Work instruction
The required lines are those that contain "icon"; pull them out of the data and copy them.

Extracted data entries
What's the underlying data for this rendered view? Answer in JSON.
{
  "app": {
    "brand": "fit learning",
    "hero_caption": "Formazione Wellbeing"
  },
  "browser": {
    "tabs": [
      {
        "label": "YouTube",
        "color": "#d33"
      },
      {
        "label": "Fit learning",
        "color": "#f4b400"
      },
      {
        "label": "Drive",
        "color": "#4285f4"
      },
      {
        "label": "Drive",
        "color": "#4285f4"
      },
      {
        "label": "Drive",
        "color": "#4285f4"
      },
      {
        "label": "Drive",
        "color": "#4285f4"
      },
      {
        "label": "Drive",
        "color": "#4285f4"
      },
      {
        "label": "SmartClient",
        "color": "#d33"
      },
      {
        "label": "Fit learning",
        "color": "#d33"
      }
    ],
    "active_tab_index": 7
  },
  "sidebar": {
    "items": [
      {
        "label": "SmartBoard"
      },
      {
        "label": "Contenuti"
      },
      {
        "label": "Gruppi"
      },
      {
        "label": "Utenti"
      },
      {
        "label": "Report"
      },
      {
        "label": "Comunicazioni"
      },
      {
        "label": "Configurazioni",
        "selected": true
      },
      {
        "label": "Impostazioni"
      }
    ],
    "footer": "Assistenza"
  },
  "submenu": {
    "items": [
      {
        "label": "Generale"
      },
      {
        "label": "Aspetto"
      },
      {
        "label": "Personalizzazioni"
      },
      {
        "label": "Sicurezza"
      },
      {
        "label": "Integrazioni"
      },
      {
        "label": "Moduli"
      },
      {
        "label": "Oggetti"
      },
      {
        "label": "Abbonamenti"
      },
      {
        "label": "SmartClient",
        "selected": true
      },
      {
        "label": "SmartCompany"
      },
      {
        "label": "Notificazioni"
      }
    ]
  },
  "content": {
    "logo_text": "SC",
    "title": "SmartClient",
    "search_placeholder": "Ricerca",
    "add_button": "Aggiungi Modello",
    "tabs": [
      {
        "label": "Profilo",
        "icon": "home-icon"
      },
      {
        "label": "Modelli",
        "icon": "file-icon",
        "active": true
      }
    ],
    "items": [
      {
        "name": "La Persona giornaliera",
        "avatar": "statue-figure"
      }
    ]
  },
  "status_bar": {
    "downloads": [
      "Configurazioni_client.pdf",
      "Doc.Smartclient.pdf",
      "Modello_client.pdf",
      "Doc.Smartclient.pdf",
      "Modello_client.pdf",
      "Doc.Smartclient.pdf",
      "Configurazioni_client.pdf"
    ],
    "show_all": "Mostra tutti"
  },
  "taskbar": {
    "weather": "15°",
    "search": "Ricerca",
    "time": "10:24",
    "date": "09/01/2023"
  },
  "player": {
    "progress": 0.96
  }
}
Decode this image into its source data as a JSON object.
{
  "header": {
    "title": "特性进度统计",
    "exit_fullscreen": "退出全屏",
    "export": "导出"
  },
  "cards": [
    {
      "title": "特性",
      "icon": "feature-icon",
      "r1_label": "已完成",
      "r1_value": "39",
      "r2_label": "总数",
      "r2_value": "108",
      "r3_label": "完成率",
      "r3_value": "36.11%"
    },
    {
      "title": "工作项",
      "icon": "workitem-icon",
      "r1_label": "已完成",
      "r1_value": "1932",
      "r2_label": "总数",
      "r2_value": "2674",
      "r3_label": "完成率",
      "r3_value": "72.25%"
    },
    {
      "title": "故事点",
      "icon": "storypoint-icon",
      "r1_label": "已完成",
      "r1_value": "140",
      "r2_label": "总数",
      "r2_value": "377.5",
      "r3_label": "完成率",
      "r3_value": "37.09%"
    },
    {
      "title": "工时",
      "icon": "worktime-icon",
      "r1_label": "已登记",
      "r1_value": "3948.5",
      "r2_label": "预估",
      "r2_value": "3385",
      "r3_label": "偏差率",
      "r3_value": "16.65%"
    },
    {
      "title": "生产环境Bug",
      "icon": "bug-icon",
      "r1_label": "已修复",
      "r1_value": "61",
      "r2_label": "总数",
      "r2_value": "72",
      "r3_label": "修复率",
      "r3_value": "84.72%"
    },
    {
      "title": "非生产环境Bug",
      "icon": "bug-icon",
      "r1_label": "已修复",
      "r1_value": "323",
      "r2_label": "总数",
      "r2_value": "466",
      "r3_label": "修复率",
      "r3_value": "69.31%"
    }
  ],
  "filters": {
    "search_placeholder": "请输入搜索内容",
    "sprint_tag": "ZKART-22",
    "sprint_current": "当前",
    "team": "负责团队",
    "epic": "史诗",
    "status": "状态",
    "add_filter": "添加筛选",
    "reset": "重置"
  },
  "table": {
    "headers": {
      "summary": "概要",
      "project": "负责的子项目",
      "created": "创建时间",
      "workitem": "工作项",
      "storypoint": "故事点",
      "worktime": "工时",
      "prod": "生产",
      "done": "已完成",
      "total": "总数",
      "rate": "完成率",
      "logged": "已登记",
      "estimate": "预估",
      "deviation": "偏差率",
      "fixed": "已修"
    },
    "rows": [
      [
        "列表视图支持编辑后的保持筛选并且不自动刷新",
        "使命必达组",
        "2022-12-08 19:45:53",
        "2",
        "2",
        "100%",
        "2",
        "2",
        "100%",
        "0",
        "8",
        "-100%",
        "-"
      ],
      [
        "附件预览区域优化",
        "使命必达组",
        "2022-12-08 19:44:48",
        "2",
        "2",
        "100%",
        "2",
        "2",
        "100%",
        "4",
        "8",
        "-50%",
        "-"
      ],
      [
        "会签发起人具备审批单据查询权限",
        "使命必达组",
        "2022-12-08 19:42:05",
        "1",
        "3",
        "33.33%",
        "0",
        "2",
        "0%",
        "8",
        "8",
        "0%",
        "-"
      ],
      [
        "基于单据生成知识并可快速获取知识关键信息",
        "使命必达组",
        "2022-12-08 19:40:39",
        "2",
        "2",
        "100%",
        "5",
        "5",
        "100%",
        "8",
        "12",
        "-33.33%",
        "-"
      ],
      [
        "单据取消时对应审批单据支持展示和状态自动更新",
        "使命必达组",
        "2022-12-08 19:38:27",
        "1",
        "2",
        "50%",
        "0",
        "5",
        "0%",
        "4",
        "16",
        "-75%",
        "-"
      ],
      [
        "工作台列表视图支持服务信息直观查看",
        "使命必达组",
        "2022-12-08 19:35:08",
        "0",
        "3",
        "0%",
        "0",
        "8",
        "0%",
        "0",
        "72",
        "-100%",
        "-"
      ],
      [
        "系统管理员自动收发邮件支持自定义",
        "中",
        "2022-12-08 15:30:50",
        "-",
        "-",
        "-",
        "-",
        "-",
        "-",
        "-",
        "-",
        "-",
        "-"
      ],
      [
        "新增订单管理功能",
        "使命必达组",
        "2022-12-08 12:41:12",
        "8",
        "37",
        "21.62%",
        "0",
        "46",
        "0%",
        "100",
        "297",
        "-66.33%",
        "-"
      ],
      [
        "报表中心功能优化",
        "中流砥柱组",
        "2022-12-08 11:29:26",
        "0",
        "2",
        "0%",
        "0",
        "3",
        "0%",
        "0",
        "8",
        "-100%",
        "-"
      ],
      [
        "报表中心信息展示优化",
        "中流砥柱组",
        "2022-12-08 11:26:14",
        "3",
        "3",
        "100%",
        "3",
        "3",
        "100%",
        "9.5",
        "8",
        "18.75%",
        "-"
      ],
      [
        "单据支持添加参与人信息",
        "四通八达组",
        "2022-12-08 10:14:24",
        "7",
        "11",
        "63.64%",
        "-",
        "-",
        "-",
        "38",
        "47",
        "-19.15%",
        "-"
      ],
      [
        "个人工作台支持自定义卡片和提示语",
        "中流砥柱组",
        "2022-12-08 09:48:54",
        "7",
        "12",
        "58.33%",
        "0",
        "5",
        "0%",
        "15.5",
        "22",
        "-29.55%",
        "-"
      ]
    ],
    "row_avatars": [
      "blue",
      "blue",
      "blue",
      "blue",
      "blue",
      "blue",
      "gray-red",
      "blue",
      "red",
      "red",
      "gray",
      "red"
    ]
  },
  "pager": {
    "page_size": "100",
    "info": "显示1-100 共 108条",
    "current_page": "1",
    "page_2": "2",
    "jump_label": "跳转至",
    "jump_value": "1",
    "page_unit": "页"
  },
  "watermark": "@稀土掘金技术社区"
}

Written reply
        "icon": "home-icon"
        "icon": "file-icon",
      "icon": "feature-icon",
      "icon": "workitem-icon",
      "icon": "storypoint-icon",
      "icon": "worktime-icon",
      "icon": "bug-icon",
      "icon": "bug-icon",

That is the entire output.